This weekend brought with it the launch of London’s Night Tube. Many of you may well have been excited about this, and we were too, but you may also have felt anxious about travelling on the Tube late at night. We wanted to let you know that this feeling is normal and you are not alone.
Around 90% of women experience some form of harassment on a regular basis, and this does not stop on the Tube. In fact last year there were 1,961 incidents of different forms of sexual violence recorded on the Tube – a 41% increase from last year. Notably these reported incidents only brush upon the surface of the scale of what women, girls and non-binary people experience. This is because many marginalised people will never feel able to report their experience of sexual harassment due to the intersecting complexities that surround reporting. Simply put – reporting is often hard, overwhelming, stressful, and places the burden of responsibility on those who experience harassment.
Transport for London (TFL) has done a great job in trying to ensure women and girls feel safe when travelling on the Tube, and we were pleased to have witnessed British Transport Police (BTP) and TFL stick to their word in regards to increasing the police presence across the stations that were open for the Night Tube. That being said, we are also really aware that police visibility is not a real answer to the violence that women and girls experience on public transport – sexual harassment is a deeply engrained problem within our culture, and this cannot be solved by a criminal justice system that routinely fails women and girls. An increase in police does not always make you feel safer, and it also cannot do this in all instances. This is especially true if you have had a bad experience with the police or if you are unable to say anything before, during, or after you experience harassment or violence.
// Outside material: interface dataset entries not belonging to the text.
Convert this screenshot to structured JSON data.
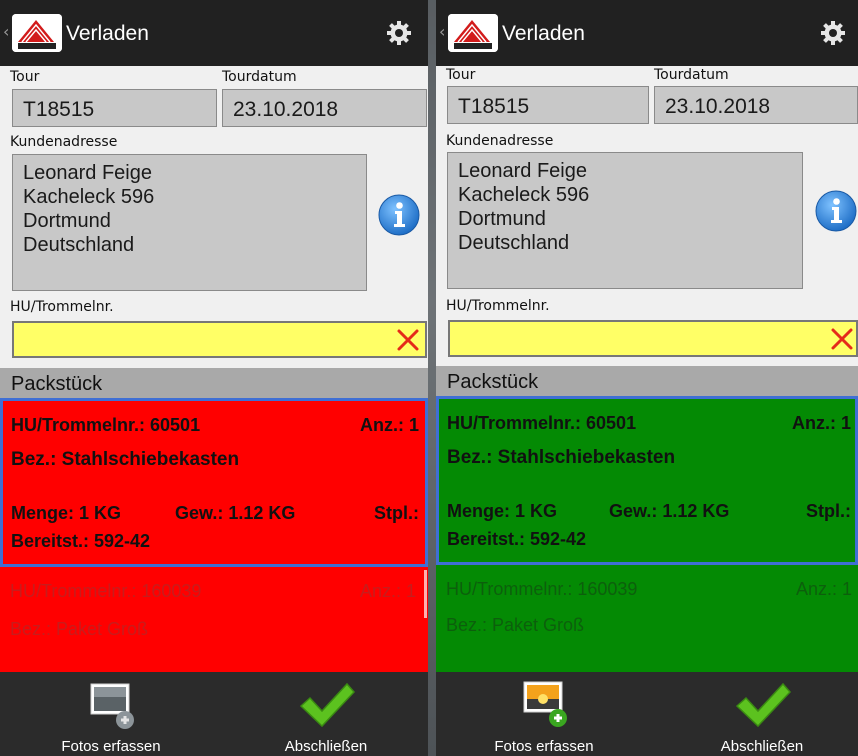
{
  "screens": [
    {
      "id": "left",
      "app_title": "Verladen",
      "tour_label": "Tour",
      "tour_value": "T18515",
      "tourdatum_label": "Tourdatum",
      "tourdatum_value": "23.10.2018",
      "kundenadresse_label": "Kundenadresse",
      "address_lines": [
        "Leonard Feige",
        "Kacheleck 596",
        "Dortmund",
        "Deutschland"
      ],
      "hu_label": "HU/Trommelnr.",
      "hu_input_value": "",
      "section_title": "Packstück",
      "item_color": "#ff0000",
      "items": [
        {
          "hu": "HU/Trommelnr.: 60501",
          "anz": "Anz.: 1",
          "bez": "Bez.: Stahlschiebekasten",
          "menge": "Menge: 1 KG",
          "gew": "Gew.: 1.12 KG",
          "stpl": "Stpl.:",
          "bereitst": "Bereitst.: 592-42"
        },
        {
          "hu": "HU/Trommelnr.: 160039",
          "anz": "Anz.: 1",
          "bez": "Bez.: Paket Groß"
        }
      ],
      "bottom": {
        "photos_label": "Fotos erfassen",
        "finish_label": "Abschließen"
      }
    },
    {
      "id": "right",
      "app_title": "Verladen",
      "tour_label": "Tour",
      "tour_value": "T18515",
      "tourdatum_label": "Tourdatum",
      "tourdatum_value": "23.10.2018",
      "kundenadresse_label": "Kundenadresse",
      "address_lines": [
        "Leonard Feige",
        "Kacheleck 596",
        "Dortmund",
        "Deutschland"
      ],
      "hu_label": "HU/Trommelnr.",
      "hu_input_value": "",
      "section_title": "Packstück",
      "item_color": "#048a04",
      "items": [
        {
          "hu": "HU/Trommelnr.: 60501",
          "anz": "Anz.: 1",
          "bez": "Bez.: Stahlschiebekasten",
          "menge": "Menge: 1 KG",
          "gew": "Gew.: 1.12 KG",
          "stpl": "Stpl.:",
          "bereitst": "Bereitst.: 592-42"
        },
        {
          "hu": "HU/Trommelnr.: 160039",
          "anz": "Anz.: 1",
          "bez": "Bez.: Paket Groß"
        }
      ],
      "bottom": {
        "photos_label": "Fotos erfassen",
        "finish_label": "Abschließen"
      }
    }
  ],
  "colors": {
    "actionbar": "#212121",
    "input_yellow": "#ffff66",
    "info_blue": "#2a7fd6",
    "check_green": "#5cc21f"
  },
  "icons": [
    "back-chevron-icon",
    "company-logo-icon",
    "gear-icon",
    "info-icon",
    "clear-x-icon",
    "photo-add-icon",
    "checkmark-icon"
  ]
}
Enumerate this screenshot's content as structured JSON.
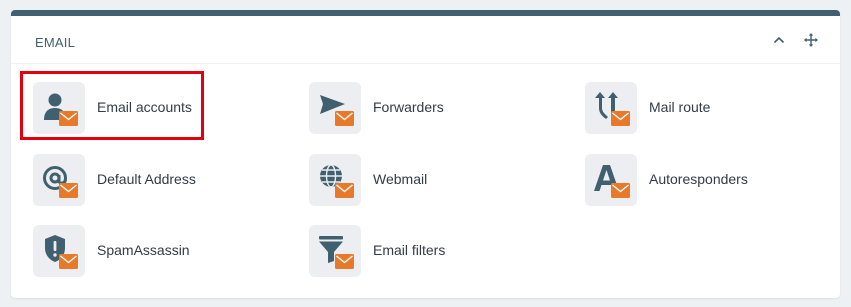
{
  "section": {
    "title": "EMAIL"
  },
  "header_controls": {
    "collapse_icon": "chevron-up-icon",
    "move_icon": "move-arrows-icon"
  },
  "colors": {
    "accent": "#41606f",
    "envelope": "#e8782a",
    "highlight": "#e3000f",
    "tile": "#eceef1"
  },
  "items": [
    {
      "label": "Email accounts",
      "icon": "user-mail-icon"
    },
    {
      "label": "Forwarders",
      "icon": "send-mail-icon"
    },
    {
      "label": "Mail route",
      "icon": "route-arrows-mail-icon"
    },
    {
      "label": "Default Address",
      "icon": "at-sign-mail-icon"
    },
    {
      "label": "Webmail",
      "icon": "globe-mail-icon"
    },
    {
      "label": "Autoresponders",
      "icon": "autorespond-a-mail-icon"
    },
    {
      "label": "SpamAssassin",
      "icon": "shield-mail-icon"
    },
    {
      "label": "Email filters",
      "icon": "funnel-mail-icon"
    }
  ],
  "highlighted_item": "Email accounts"
}
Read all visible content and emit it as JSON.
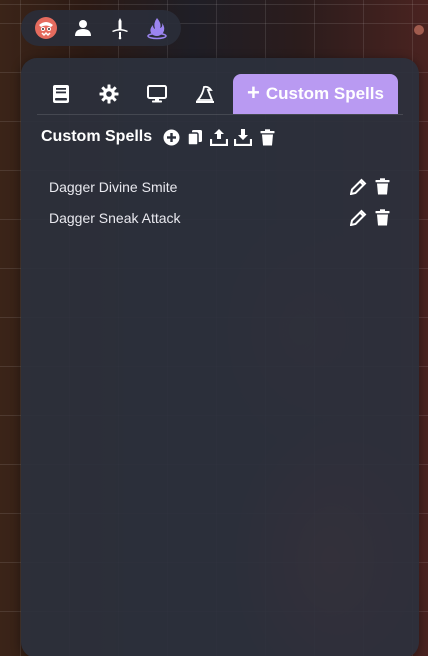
{
  "mode_bar": {
    "items": [
      {
        "icon": "monster-face-icon"
      },
      {
        "icon": "person-icon"
      },
      {
        "icon": "sword-icon"
      },
      {
        "icon": "magic-fire-icon"
      }
    ]
  },
  "tabs": [
    {
      "icon": "book-icon"
    },
    {
      "icon": "gear-icon"
    },
    {
      "icon": "monitor-icon"
    },
    {
      "icon": "wizard-hat-icon"
    },
    {
      "icon": "plus-icon",
      "label": "Custom Spells",
      "active": true
    }
  ],
  "section": {
    "title": "Custom Spells"
  },
  "spells": [
    {
      "name": "Dagger Divine Smite"
    },
    {
      "name": "Dagger Sneak Attack"
    }
  ],
  "colors": {
    "accent": "#b99af2",
    "panel": "#2c303c"
  }
}
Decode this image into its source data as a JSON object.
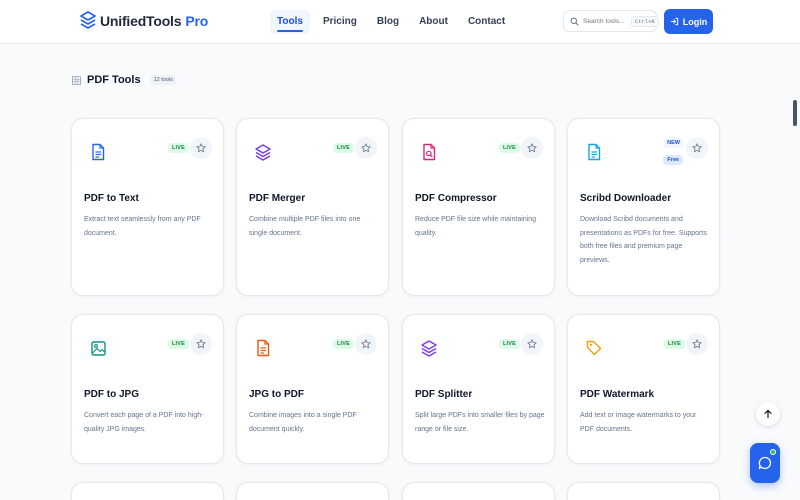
{
  "brand": {
    "name": "UnifiedTools",
    "suffix": "Pro",
    "accent": "#2563eb"
  },
  "nav": [
    {
      "label": "Tools",
      "active": true
    },
    {
      "label": "Pricing"
    },
    {
      "label": "Blog"
    },
    {
      "label": "About"
    },
    {
      "label": "Contact"
    }
  ],
  "search": {
    "placeholder": "Search tools...",
    "shortcut": "Ctrl+K"
  },
  "login_label": "Login",
  "section": {
    "title": "PDF Tools",
    "count": "12 tools"
  },
  "tools": [
    {
      "title": "PDF to Text",
      "desc": "Extract text seamlessly from any PDF document.",
      "badge": "LIVE",
      "icon": "file-text-icon",
      "color": "#2563eb"
    },
    {
      "title": "PDF Merger",
      "desc": "Combine multiple PDF files into one single document.",
      "badge": "LIVE",
      "icon": "layers-icon",
      "color": "#7c3aed"
    },
    {
      "title": "PDF Compressor",
      "desc": "Reduce PDF file size while maintaining quality.",
      "badge": "LIVE",
      "icon": "file-search-icon",
      "color": "#db2777"
    },
    {
      "title": "Scribd Downloader",
      "desc": "Download Scribd documents and presentations as PDFs for free. Supports both free files and premium page previews.",
      "badge_new": "NEW",
      "badge_free": "Free",
      "icon": "file-text-icon",
      "color": "#0ea5e9"
    },
    {
      "title": "PDF to JPG",
      "desc": "Convert each page of a PDF into high-quality JPG images.",
      "badge": "LIVE",
      "icon": "image-icon",
      "color": "#0d9488"
    },
    {
      "title": "JPG to PDF",
      "desc": "Combine images into a single PDF document quickly.",
      "badge": "LIVE",
      "icon": "file-text-icon",
      "color": "#ea580c"
    },
    {
      "title": "PDF Splitter",
      "desc": "Split large PDFs into smaller files by page range or file size.",
      "badge": "LIVE",
      "icon": "layers-icon",
      "color": "#7c3aed"
    },
    {
      "title": "PDF Watermark",
      "desc": "Add text or image watermarks to your PDF documents.",
      "badge": "LIVE",
      "icon": "tag-icon",
      "color": "#f59e0b"
    }
  ]
}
Harassment and violence on public transport, especially on public transport at night, is likely to follow on from many experiences of aggressive sexual advances, groping, being followed, or any number of violence intrusions while trying to enjoy a night out. As a person experiencing harassment you may feel like someone is invading your space. You might feel like someone is saying things that are not ok. You may feel powerless, exhausted or frustrated. You may also feel silenced and like no one will step in. The most important thing to remember is that if you feel like someone is making you uncomfortable then that is something they are choosing to do – they are not flattering you or complimenting you and you are not misunderstanding them. They are consciously making a choice to harass or assault you. And that is not ok.
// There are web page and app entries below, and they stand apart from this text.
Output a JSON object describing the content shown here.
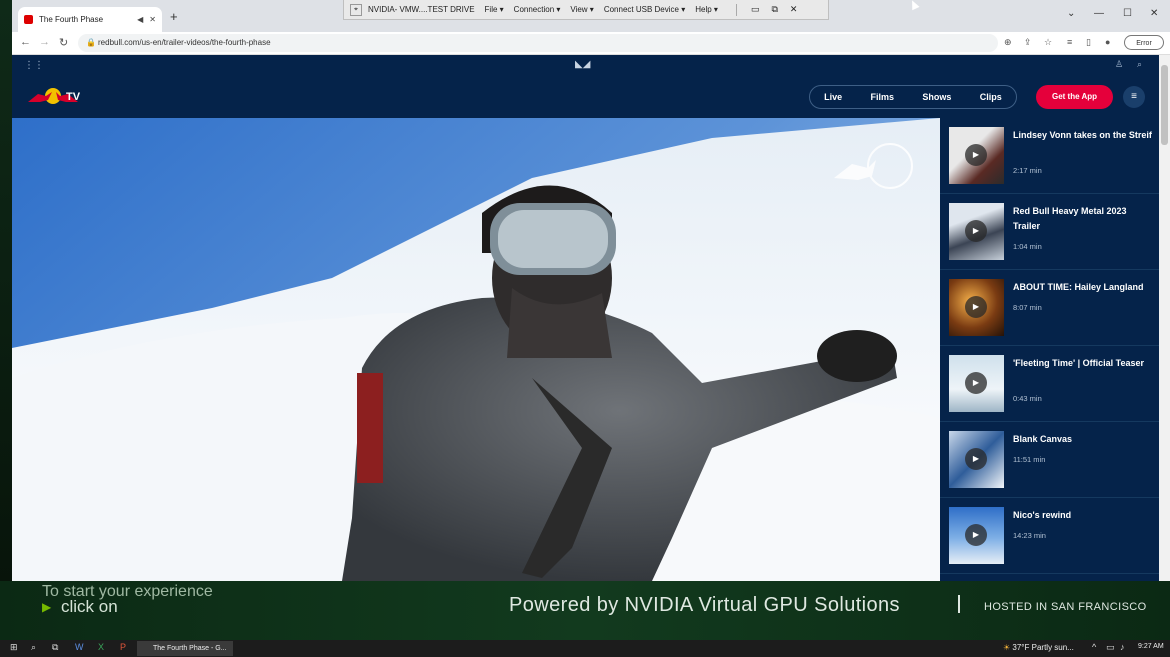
{
  "browser": {
    "tab_title": "The Fourth Phase",
    "url": "redbull.com/us-en/trailer-videos/the-fourth-phase",
    "error_label": "Error"
  },
  "remote_toolbar": {
    "title": "NVIDIA- VMW....TEST DRIVE",
    "menus": [
      "File ▾",
      "Connection ▾",
      "View ▾",
      "Connect USB Device ▾",
      "Help ▾"
    ]
  },
  "site": {
    "logo_text": "TV",
    "nav": [
      "Live",
      "Films",
      "Shows",
      "Clips"
    ],
    "cta": "Get the App"
  },
  "playlist": [
    {
      "title": "Lindsey Vonn takes on the Streif",
      "duration": "2:17 min"
    },
    {
      "title": "Red Bull Heavy Metal 2023 Trailer",
      "duration": "1:04 min"
    },
    {
      "title": "ABOUT TIME: Hailey Langland",
      "duration": "8:07 min"
    },
    {
      "title": "'Fleeting Time' | Official Teaser",
      "duration": "0:43 min"
    },
    {
      "title": "Blank Canvas",
      "duration": "11:51 min"
    },
    {
      "title": "Nico's rewind",
      "duration": "14:23 min"
    }
  ],
  "banner": {
    "line1": "To start your experience",
    "line2": "click on",
    "main": "Powered by NVIDIA Virtual GPU Solutions",
    "hosted": "HOSTED IN SAN FRANCISCO"
  },
  "taskbar": {
    "app_label": "The Fourth Phase - G...",
    "weather": "37°F  Partly sun...",
    "time": "9:27 AM"
  }
}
To those who witness and partake in harassment and violence on transport, and specifically on the Night Tube, it is vital to remember that something that may seem like flirting or fun to some passengers is experienced very differently by those who have already been dealing with harassment on a daily basis – and have most likely already been harassed that evening. We urge all passengers to be mindful of how their behavior can affect those who live with street harassment and gendered violence regularly, and we also encourage you to speak out and support those who appear uncomfortable. Important point: even if you think they should, NEVER pressure someone into reporting to the police. There are lots of reasons a person may not want to report what happened, and it should be their decision alone what they do. If they do ask for help in doing so, take their lead on that. Bystander intervention is powerful and challenges a culture that often legitimises violence against women and girls. That being said, intervention should always be survivor-centered and led by those who are marginalised.
At Hollaback London we are committed to ensuring that your stories are told, and also that your voices weave through any collective action we take to stop sexual harassment. If you do experience anything that makes you feel uncomfortable or unsafe on the Tube let us know. The best way to do this is by using our online mapping software on ldn.ihollaback.org. Our website will ask you for a location, so if you feel comfortable sharing this just use the nearest Tube stop and note in your description that this happened on the Night Tube. If you prefer you can get in touch via twitter, tweet us @hollabackLDN and/or use the hashtag #NightTube. If you feel able to you can also report your experiences to the police or anonymously to ‘Report it to Stop’ it here: http://report-it.tumblr.com.
Speaking out about what we endure on a daily basis is hard and exhausting, so it is also totally ok if you don’t get in touch. We are with you in spirit and you are not alone.
The Hollaback London Team
P.S. Share our graphics: